3. Questions, not admitting the answer yes or no, have the rising inflection on the interrogatory word, and the falling on the last word in the sentence. Which is the letter? Where is the màn? Of whom did you speak? Whó sendeth the early and the latter rain?
4. All answers to questions have the falling slide. Did you speak to me? Yès. Will you go to-morrow? Nò. Who continually keeps the globe, in which we dwell, in its òrbit? Gòd.
5. The last word of a parenthesis has the same inflection that was given to the last word or words immediately preceding its commencement. If there's a power above us (and that there is all nature cries aloud through all her works) he must delight in virtue. Beneath a mountain's brów (the most remote and inaccessible by shepherds tród) in a deep cave (dug by no mortal hánd) an hermit liv'd.
6. A sentence containing a simple proposition with something added to explain or qualify it, has the rising inflection at the end of the proposition. The predominance of a favorite stúdy, effects all the subordinate operations of the intellect. No evil is insupportable, but that which is accompanied with a consciousness of wrong.
7. A sentence consisting of two principal members, requires the rising slide at the end of the first member. As there is an essential difference between light and darkness, between pleasure and pain, between sweet and bitter; so, there is an essential difference between virtue and vice.
8. Sentences enumerating particulars, from which a consequence follows, have the rising slide upon the last member of the series. To find the nearest way from truth to truth, or from pur
pose to effect; not to use more instruments when fewer will be sufficient; not to move by wheels and lever what will give way to the naked hand; is the great proof of a vigorous mind: Neither feeble with helpless ignorance, nor overburthened with useless knowledge.
9. When the disjunctive or connects words or clauses, it has the rising infection before and the falling inflection after it. Shall I come to you with a ród? or in love. Is this book yours? or is it mine.
10 The rising slide should generally be used at the last pause but one in a sentence, and the falling slide at the end of it. Our lives, says Seneca, consist either in doing nothing at all, or in doing nothing to the purpose, or in doing nothing that we oùght to do.
11. When negation is opposed to affirmation, the former has the rising, and the latter the falling slide. You were paid to fight not to rail. I did not say a better, but an elder soldier.

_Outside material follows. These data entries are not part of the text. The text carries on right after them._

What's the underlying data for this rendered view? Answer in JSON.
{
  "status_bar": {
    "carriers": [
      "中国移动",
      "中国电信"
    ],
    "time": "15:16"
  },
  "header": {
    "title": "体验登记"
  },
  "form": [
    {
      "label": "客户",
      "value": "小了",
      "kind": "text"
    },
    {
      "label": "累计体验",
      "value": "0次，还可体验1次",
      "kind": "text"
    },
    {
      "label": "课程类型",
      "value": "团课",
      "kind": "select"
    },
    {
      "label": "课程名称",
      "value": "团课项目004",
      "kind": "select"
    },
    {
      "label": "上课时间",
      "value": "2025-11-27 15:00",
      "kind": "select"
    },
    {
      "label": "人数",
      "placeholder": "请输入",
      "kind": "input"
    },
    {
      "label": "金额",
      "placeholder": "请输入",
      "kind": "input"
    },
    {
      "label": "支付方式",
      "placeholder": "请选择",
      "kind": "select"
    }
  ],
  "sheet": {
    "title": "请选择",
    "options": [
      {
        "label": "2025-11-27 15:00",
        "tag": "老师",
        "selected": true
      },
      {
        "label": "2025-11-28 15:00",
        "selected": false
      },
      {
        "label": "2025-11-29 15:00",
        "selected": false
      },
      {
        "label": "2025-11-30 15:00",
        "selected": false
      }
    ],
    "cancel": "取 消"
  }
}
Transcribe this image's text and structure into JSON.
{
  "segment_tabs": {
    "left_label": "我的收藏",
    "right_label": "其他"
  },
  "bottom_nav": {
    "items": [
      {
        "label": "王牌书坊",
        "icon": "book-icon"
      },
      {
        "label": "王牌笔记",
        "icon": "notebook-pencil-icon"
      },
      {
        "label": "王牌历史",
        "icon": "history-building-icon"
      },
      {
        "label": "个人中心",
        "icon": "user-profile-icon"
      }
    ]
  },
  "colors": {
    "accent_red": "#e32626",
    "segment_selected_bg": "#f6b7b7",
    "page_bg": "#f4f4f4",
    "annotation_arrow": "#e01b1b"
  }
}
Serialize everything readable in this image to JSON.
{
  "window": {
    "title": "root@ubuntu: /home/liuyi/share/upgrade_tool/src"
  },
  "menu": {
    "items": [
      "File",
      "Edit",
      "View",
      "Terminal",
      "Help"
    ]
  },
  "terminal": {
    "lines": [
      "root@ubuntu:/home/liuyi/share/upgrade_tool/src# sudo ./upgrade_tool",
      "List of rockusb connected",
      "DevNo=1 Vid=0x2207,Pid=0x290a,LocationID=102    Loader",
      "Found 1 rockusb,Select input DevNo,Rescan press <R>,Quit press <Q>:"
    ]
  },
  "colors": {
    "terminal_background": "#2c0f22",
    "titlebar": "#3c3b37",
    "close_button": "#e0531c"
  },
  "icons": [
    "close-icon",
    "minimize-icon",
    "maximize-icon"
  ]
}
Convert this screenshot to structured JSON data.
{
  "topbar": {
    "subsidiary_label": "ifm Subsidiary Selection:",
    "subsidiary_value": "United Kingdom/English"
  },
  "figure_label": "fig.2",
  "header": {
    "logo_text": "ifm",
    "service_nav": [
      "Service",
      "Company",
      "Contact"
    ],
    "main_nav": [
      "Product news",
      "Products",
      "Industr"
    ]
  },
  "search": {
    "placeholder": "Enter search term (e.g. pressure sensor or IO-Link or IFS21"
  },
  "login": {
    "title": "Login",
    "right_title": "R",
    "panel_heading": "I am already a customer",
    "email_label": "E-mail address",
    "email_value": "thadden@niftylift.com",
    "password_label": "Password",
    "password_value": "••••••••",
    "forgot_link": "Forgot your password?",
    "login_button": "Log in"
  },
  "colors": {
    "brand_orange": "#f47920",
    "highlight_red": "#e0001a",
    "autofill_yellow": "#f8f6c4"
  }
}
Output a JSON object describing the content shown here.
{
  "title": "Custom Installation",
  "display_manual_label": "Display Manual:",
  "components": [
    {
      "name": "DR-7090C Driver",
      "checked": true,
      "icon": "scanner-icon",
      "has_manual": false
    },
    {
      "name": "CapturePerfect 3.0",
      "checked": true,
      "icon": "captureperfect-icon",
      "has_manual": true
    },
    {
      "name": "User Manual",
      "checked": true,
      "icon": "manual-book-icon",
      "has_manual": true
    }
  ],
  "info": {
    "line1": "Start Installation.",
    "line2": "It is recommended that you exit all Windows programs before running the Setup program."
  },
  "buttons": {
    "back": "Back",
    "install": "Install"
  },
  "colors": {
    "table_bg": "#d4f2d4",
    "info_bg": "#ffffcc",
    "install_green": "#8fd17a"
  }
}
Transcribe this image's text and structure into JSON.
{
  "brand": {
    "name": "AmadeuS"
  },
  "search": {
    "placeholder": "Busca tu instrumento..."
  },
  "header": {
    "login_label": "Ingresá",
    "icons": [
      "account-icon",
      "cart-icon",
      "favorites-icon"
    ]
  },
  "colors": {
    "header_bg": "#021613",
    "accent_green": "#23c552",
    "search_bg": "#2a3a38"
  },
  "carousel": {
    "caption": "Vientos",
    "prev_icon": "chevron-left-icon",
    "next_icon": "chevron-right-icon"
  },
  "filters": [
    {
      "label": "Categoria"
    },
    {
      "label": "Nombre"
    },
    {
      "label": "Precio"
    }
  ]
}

12. Supplicatory sentences should be pronounced with the rising inflection on the more expressive words. O God, the Son, Redeemer of the world, have mercy upon us miserable sinners. O God, the Holy Ghost, proceeding from the Father and the Son, have mercy upon us miserable sinners.
13. Authoritative sentences should have the falling slide. Thou shalt do no mùrder. Thou shalt not steal. Thou shalt not commit adultery.
The note of admiration has no peculiar and definite influence on inflection: for, being the sign of passion, it is governed wholly by the feeling which prompted it. We accordingly read exclamatory sentences with either the rising or falling slide, as the emotion they express indicates. How often have disappointments, in their consequences, saved a man from rùin. Ŵhát! might Rome have been taken, had not those men at your gates wanted courage for the attempt? Róme taken while I' was consul!
Respecting the ornamental use of the inflections, I shall say but little. Indeed, upon farther reflection, I shall say nothing. For such is the great diversity of taste, there is no possibility of confining it by definite rules. And rules that are not definite are worse than nothing for children.
But the voice, besides using the rising and falling inflections simply, not unfrequently combines them. This combination is called a circumflex, and resembles in some degree the movement of a wave. The rising circumflex begins with the falling, and ends with the rising slide. Thus, I'll use you for my mirth, yea for my